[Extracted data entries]
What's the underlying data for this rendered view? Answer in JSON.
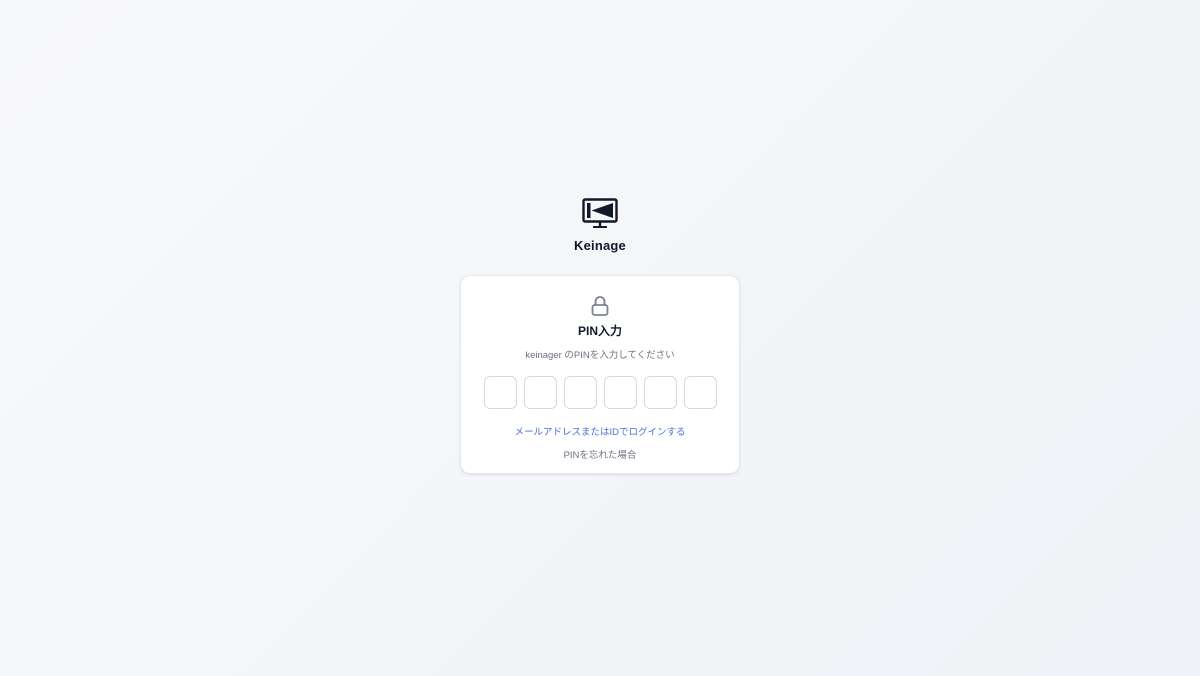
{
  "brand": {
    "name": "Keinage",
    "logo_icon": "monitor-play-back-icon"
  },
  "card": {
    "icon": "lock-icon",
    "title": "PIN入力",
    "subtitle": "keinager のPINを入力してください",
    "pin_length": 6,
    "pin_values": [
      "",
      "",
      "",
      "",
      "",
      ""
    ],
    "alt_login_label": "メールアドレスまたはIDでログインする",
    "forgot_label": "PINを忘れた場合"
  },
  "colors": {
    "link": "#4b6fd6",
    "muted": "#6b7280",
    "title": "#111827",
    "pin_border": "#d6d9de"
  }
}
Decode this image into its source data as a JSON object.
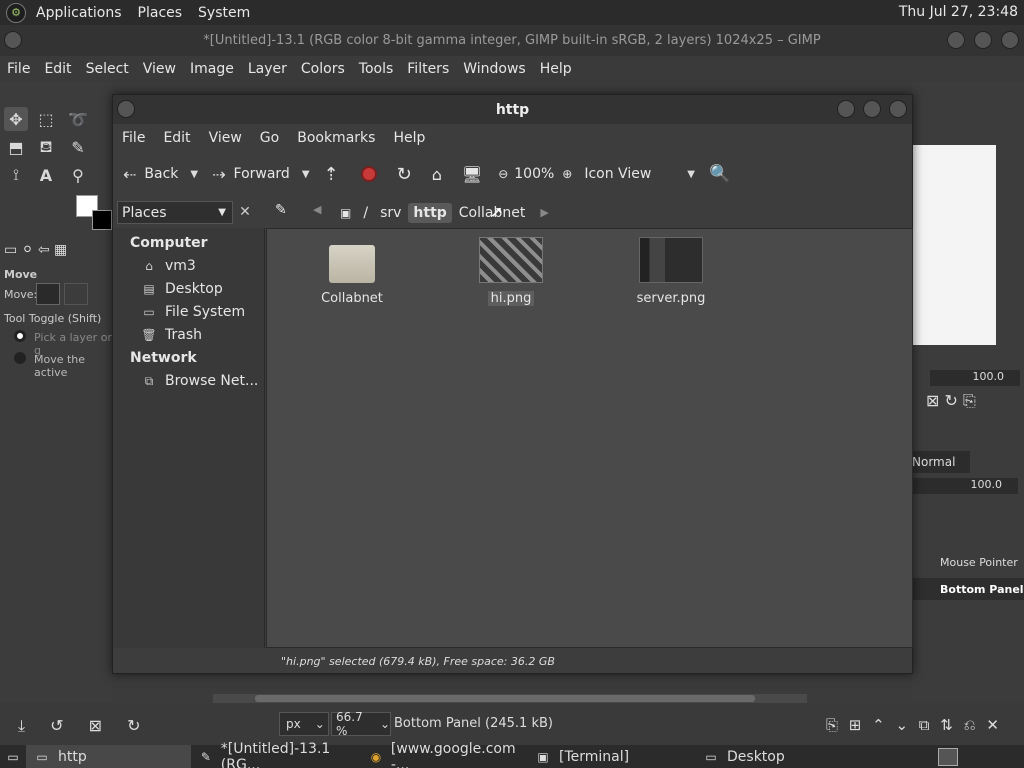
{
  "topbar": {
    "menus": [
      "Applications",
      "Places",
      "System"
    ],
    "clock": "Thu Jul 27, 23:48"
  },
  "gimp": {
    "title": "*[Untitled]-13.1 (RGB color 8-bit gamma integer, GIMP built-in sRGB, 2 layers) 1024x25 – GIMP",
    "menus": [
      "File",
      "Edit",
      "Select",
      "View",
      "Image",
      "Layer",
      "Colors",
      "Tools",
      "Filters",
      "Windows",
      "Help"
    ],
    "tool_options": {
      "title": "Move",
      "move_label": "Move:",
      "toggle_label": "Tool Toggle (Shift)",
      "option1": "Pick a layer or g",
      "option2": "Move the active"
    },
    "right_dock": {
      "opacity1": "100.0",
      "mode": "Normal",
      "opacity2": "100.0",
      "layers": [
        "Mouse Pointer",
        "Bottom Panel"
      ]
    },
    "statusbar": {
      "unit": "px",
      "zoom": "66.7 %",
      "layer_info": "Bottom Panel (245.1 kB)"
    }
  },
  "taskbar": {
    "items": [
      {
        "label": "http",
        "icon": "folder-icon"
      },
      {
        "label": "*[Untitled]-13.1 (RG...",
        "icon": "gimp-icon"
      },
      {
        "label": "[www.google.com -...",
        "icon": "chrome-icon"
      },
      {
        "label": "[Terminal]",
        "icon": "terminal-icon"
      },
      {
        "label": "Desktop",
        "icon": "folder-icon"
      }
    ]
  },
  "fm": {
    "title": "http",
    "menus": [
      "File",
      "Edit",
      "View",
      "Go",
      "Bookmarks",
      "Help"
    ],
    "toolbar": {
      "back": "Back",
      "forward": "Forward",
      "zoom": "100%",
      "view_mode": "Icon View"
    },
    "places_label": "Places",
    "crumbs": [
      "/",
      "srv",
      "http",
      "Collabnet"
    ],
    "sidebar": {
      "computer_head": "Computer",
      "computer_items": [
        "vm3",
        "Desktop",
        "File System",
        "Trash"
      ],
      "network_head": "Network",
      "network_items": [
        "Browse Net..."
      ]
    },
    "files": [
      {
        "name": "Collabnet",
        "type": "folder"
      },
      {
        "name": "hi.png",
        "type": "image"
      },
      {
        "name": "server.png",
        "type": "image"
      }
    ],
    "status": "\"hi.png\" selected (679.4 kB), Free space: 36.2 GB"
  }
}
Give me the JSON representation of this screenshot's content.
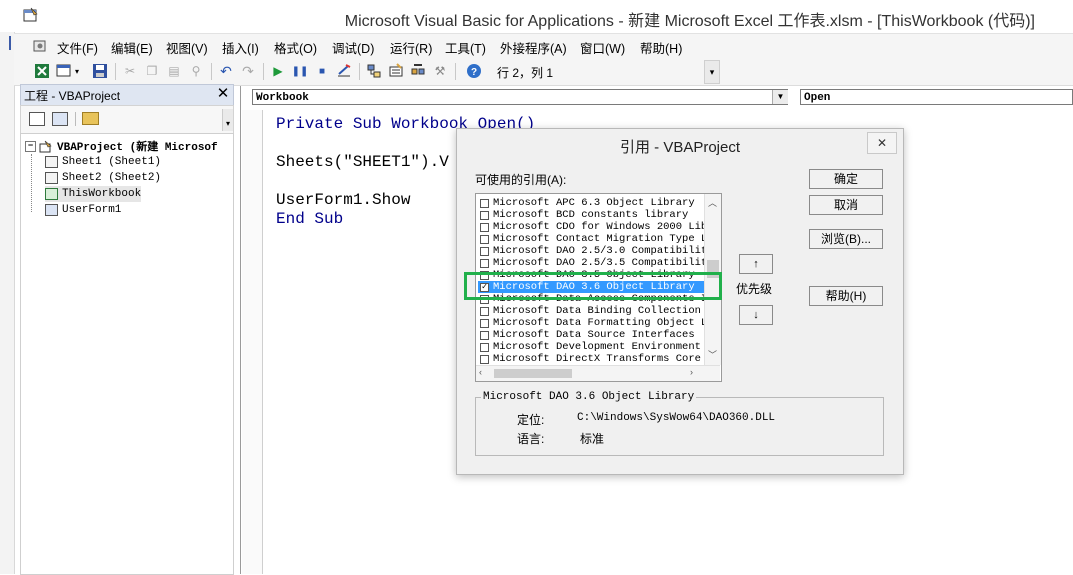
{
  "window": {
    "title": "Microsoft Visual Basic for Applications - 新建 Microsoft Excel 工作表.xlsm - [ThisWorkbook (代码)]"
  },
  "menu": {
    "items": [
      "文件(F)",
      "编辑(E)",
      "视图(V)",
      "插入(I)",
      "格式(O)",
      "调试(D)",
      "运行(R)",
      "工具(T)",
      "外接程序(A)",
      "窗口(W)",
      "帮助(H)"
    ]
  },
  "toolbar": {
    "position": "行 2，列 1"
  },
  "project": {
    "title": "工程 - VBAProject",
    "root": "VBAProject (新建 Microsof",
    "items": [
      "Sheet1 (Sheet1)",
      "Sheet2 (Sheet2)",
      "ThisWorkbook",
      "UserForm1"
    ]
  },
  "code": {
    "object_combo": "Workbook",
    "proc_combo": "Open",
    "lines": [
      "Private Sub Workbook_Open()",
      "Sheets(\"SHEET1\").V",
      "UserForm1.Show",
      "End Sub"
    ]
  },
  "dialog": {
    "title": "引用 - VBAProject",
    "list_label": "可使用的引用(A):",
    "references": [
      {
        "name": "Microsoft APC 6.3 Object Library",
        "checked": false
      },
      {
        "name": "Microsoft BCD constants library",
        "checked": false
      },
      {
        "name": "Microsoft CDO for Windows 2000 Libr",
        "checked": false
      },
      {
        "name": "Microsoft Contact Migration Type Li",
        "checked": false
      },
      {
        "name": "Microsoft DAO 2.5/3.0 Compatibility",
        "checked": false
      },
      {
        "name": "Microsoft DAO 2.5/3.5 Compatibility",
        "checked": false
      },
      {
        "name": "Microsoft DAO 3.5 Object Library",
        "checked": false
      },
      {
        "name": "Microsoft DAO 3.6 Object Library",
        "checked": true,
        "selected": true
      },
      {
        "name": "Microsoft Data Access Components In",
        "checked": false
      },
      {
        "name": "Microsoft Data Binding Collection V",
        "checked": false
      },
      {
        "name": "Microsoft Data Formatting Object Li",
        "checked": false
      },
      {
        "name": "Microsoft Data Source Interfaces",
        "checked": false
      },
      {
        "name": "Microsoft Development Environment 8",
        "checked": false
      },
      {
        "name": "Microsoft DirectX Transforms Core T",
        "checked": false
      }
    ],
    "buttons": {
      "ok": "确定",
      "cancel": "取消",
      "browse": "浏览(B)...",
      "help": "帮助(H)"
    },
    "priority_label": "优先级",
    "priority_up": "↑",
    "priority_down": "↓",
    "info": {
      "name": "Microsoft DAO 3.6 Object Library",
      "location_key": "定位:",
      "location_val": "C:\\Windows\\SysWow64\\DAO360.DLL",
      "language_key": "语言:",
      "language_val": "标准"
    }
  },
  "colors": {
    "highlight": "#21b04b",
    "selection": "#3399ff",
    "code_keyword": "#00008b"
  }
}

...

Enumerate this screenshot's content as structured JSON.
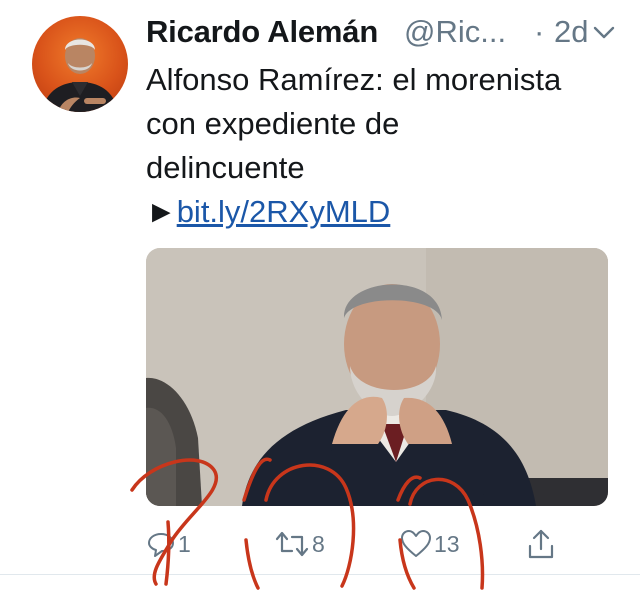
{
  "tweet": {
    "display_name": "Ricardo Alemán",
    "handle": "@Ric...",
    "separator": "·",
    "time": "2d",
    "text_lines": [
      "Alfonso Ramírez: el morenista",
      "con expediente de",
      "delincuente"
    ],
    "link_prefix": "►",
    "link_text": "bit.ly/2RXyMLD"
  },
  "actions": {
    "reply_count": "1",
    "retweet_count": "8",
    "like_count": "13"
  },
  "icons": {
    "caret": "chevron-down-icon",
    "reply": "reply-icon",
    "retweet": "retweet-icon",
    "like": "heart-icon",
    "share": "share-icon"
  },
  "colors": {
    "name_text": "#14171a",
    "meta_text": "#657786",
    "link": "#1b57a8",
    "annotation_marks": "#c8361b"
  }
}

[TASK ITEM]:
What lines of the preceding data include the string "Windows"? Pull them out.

[TASK SOLUTION]:
      "Windows",
        "name": "Microsoft CDO for Windows 2000 Libr",
      "location_val": "C:\\Windows\\SysWow64\\DAO360.DLL",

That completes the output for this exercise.